Segment Start: AVAILABLE RECORDS

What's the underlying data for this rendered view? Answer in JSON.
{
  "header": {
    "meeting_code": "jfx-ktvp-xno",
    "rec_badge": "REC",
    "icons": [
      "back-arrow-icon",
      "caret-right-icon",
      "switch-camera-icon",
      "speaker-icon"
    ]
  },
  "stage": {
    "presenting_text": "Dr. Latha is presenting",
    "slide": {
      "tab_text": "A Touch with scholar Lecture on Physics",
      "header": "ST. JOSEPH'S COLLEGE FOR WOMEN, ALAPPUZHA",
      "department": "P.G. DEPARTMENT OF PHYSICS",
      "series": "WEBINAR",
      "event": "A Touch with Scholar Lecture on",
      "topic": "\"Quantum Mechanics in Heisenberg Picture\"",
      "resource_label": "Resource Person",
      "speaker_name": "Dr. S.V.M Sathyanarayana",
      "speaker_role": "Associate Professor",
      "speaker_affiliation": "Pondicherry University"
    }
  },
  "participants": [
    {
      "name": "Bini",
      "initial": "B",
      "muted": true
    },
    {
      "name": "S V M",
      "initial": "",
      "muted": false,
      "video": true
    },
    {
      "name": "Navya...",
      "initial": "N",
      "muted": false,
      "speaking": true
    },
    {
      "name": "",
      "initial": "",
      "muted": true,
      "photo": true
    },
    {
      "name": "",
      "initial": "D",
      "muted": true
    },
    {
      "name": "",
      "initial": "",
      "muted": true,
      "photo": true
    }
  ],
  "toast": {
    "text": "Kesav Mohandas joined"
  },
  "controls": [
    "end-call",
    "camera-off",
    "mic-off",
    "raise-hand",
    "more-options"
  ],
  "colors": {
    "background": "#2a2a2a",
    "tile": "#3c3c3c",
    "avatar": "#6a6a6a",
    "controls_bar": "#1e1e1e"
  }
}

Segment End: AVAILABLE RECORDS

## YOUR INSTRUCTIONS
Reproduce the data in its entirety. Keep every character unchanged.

## WRITTEN RESPONSE
What's the underlying data for this rendered view? Answer in JSON.
{
  "header": {
    "meeting_code": "jfx-ktvp-xno",
    "rec_badge": "REC",
    "icons": [
      "back-arrow-icon",
      "caret-right-icon",
      "switch-camera-icon",
      "speaker-icon"
    ]
  },
  "stage": {
    "presenting_text": "Dr. Latha is presenting",
    "slide": {
      "tab_text": "A Touch with scholar Lecture on Physics",
      "header": "ST. JOSEPH'S COLLEGE FOR WOMEN, ALAPPUZHA",
      "department": "P.G. DEPARTMENT OF PHYSICS",
      "series": "WEBINAR",
      "event": "A Touch with Scholar Lecture on",
      "topic": "\"Quantum Mechanics in Heisenberg Picture\"",
      "resource_label": "Resource Person",
      "speaker_name": "Dr. S.V.M Sathyanarayana",
      "speaker_role": "Associate Professor",
      "speaker_affiliation": "Pondicherry University"
    }
  },
  "participants": [
    {
      "name": "Bini",
      "initial": "B",
      "muted": true
    },
    {
      "name": "S V M",
      "initial": "",
      "muted": false,
      "video": true
    },
    {
      "name": "Navya...",
      "initial": "N",
      "muted": false,
      "speaking": true
    },
    {
      "name": "",
      "initial": "",
      "muted": true,
      "photo": true
    },
    {
      "name": "",
      "initial": "D",
      "muted": true
    },
    {
      "name": "",
      "initial": "",
      "muted": true,
      "photo": true
    }
  ],
  "toast": {
    "text": "Kesav Mohandas joined"
  },
  "controls": [
    "end-call",
    "camera-off",
    "mic-off",
    "raise-hand",
    "more-options"
  ],
  "colors": {
    "background": "#2a2a2a",
    "tile": "#3c3c3c",
    "avatar": "#6a6a6a",
    "controls_bar": "#1e1e1e"
  }
}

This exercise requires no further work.